41. Shiel A, Wilson BA. Assessment after extremely severe head injury a case of life or death: further support for McMillan. Brain Inj 1998; 12: 809–16.

42. Pilon M, Sullivan SJ. Motor profile of patients in minimally responsive and persistent vegetative states. Brain Inj 1996; 10: 421–37.

43. American Congress of Rehabilitation Medicine. Recommendations for use of uniform nomenclature pertinent to patients with severe alterations in consciousness. Arch Phys Med Rehabil 1995; 76: 205–9.

44. Childs NL, Mercer WN, Childs HW. Accuracy of diagnosis of persistent vegetative state. Neurology 1993; 43: 1465–7.

45. Malec JF. Ethical conflict resolution based on an ethics of relationships for brain injury rehabilitation. Brain Inj 1996; 10: 781–95.

46. Groswasser Z, Cohen M, Costeff H. Rehabilitation outcomes after anoxic brain damage. Arch Phys Med Rehabil 1989; 70: 186–8.

47. Ansell BJ. Slow-to-recover brain injury patients: improvement to rehabilitation readiness. J Head Trauma Rehabil 1993; 8: 88–98.

48. McLean SAM. Legal and ethical aspects of the vegetative state. J Clin Pathol 1999; 52: 490–3.

49. Multi-Society Task Force on PVS. Medical aspects of persistent vegetative state, 2. N Engl J Med 1994; 330: 1572–9.

50. Stern JM, Groswasser Z, Alis R, Geva N. Day center experience in rehabilitation of craniocerebral injured patients.

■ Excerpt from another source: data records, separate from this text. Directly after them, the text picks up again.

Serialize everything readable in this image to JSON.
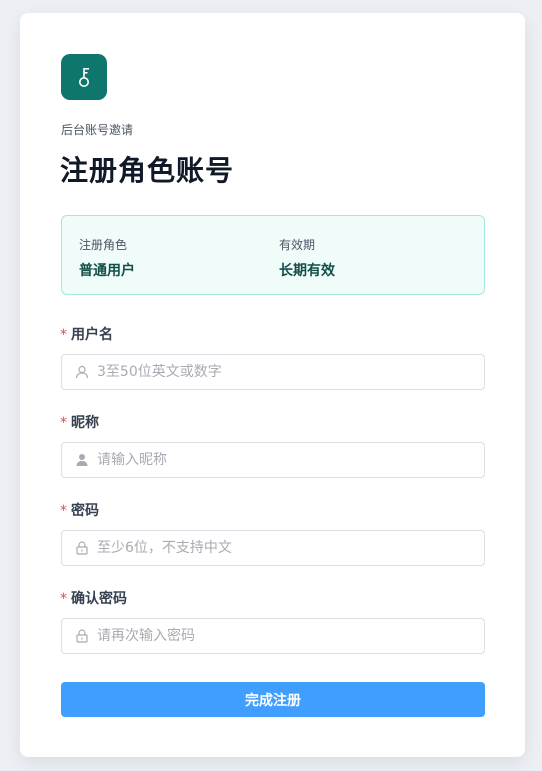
{
  "header": {
    "subtitle": "后台账号邀请",
    "title": "注册角色账号"
  },
  "info": {
    "role_label": "注册角色",
    "role_value": "普通用户",
    "validity_label": "有效期",
    "validity_value": "长期有效"
  },
  "form": {
    "required_mark": "*",
    "username": {
      "label": "用户名",
      "placeholder": "3至50位英文或数字",
      "value": "",
      "icon": "user-outline-icon"
    },
    "nickname": {
      "label": "昵称",
      "placeholder": "请输入昵称",
      "value": "",
      "icon": "user-filled-icon"
    },
    "password": {
      "label": "密码",
      "placeholder": "至少6位，不支持中文",
      "value": "",
      "icon": "lock-icon"
    },
    "confirm_password": {
      "label": "确认密码",
      "placeholder": "请再次输入密码",
      "value": "",
      "icon": "lock-icon"
    },
    "submit_label": "完成注册"
  },
  "colors": {
    "brand": "#0f766e",
    "primary_button": "#409eff",
    "required": "#ef4444",
    "info_bg": "#effcf9",
    "info_border": "#a7e7dc"
  }
}
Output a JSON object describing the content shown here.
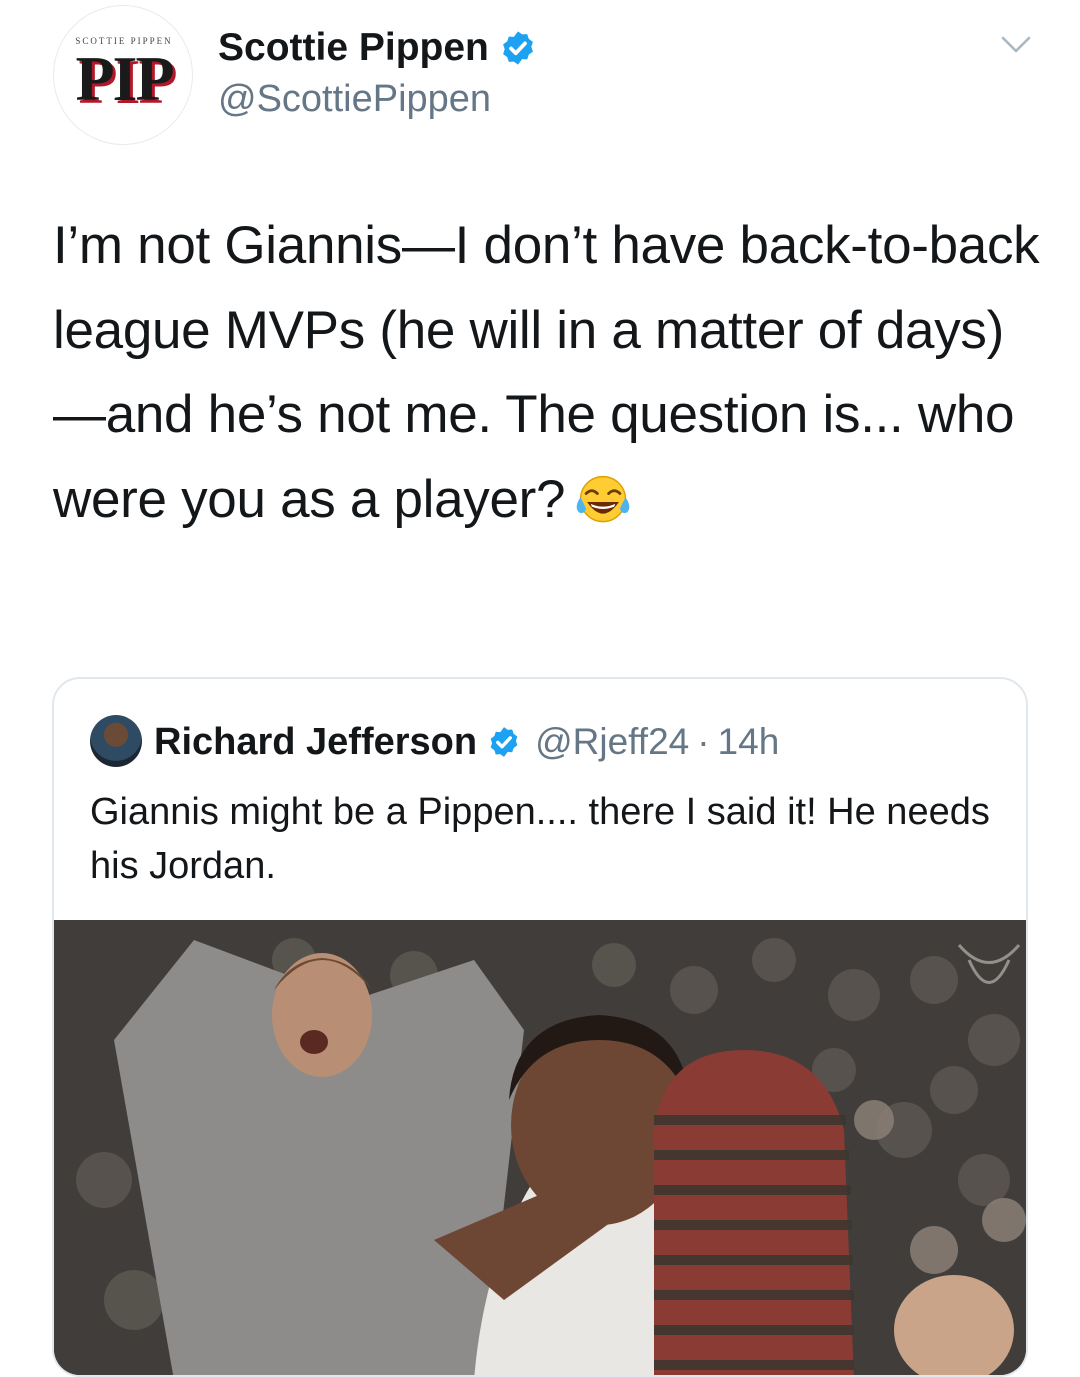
{
  "author": {
    "avatar_logo_top": "SCOTTIE PIPPEN",
    "avatar_logo_main": "PIP",
    "name": "Scottie Pippen",
    "handle": "@ScottiePippen",
    "verified": true
  },
  "tweet": {
    "text": "I’m not Giannis—I don’t have back-to-back league MVPs (he will in a matter of days)—and he’s not me. The question is... who were you as a player?",
    "emoji": "face-with-tears-of-joy"
  },
  "quoted": {
    "name": "Richard Jefferson",
    "handle": "@Rjeff24",
    "separator": "·",
    "time": "14h",
    "verified": true,
    "text": "Giannis might be a Pippen.... there I said it! He needs his Jordan."
  },
  "colors": {
    "verified_blue": "#1da1f2",
    "secondary_text": "#657786",
    "border": "#e1e8ed"
  }
}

Scand J Rehabil Med Suppl 1985; 12: 53–8.

51. Danja JD. Ethics, fraud, and the misallocation of rehabilitation resources. J Head Trauma Rehabil 1992; 7: 114–6.

< div class='tao-gold-member'>

Jul 31, 2016 | Posted by in NEUROLOGY | Comments Off on Minimal Response Syndrome
Premium Wordpress Themes by UFO Themes